All are between the ages of 19 and 39. Half are women. Half are non-white. All have been through a process created by the group to have local leaders and in-state experts vet their credibility and campaign plans, as well as signing on to Run for Something’s “values criteria”: supporting equal rights for women and LGBT people, favoring abortion rights and backing gun control and climate change policies.
“Our goal is to get people to run good campaigns all across the country, so we’re looking for people who have an idea how to get from A to Z,” said Amanda Litman, the former Hillary Clinton email director who co-founded Run for Something.
Run for Something is hoping the endorsement helps provide a boost of confidence to these first time candidates, as well as a validation for them to bring to other groups they’re seeking endorsements from.

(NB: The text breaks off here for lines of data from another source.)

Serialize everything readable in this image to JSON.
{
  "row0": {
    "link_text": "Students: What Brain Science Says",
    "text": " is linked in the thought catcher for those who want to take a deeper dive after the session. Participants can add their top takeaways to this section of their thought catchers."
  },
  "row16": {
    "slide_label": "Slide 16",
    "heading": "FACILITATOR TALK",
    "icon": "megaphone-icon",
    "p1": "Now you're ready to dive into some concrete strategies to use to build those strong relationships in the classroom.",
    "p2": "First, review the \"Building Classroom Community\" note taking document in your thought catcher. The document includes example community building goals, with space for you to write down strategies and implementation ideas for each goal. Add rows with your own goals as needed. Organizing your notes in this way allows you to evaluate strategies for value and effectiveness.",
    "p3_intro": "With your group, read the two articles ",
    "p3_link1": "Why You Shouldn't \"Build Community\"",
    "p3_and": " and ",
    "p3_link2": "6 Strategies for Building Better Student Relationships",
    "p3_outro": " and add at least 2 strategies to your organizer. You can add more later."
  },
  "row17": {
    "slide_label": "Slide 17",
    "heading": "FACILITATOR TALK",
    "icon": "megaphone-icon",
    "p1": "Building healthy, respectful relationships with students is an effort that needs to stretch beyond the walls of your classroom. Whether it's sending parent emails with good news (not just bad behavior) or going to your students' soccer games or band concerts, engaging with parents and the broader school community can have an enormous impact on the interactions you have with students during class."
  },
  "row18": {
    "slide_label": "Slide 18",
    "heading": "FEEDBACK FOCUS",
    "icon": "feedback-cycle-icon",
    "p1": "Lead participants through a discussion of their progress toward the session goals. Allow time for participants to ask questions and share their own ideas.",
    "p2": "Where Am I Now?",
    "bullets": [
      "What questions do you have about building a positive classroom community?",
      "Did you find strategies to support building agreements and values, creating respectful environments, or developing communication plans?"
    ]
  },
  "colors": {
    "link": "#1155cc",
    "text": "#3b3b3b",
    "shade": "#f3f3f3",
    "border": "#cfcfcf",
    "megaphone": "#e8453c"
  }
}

Run for Something was started by Litman and Ross Morales Rocketto on their own, but quickly attracted support from top Democratic operatives and officials. Its board includes Obama alumni Mike Blake (now a Democratic National Committee vice chair), Teddy Goff, Jon Carson and Jen O’Malley Dillon, as well as operatives from EMILY’s List and Aneesa McMillan from Keith Ellison’s operation.
The group’s backing also comes with a promise of more volunteer help on their campaigns from experienced operatives in Run for Something’s network, as well as pointing other interested organizations toward candidates who’ve already been reviewed.

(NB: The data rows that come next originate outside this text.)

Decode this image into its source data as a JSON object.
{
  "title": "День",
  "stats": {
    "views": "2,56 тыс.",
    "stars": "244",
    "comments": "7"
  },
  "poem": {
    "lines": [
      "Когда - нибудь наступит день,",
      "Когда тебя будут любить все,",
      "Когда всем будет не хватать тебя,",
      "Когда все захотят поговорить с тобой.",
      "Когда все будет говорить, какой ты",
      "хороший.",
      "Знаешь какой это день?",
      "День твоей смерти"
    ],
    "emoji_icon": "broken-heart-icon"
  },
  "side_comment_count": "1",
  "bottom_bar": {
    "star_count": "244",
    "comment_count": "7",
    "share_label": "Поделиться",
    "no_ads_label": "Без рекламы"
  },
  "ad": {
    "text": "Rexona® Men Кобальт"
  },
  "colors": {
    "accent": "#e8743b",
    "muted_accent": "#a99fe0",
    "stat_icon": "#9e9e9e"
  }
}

“We’re able to help them find races that they wouldn’t have otherwise paid attention to,” Litman said.
On top of the 65 candidates endorsed Friday, there are 12 who’ve been endorsed running for state legislature in Virginia in November, and to back them financially, Run for Something has set up a state PAC that it says has so far raised in the five figures. That will be a test-run for potentially setting up similar PACs elsewhere around the country.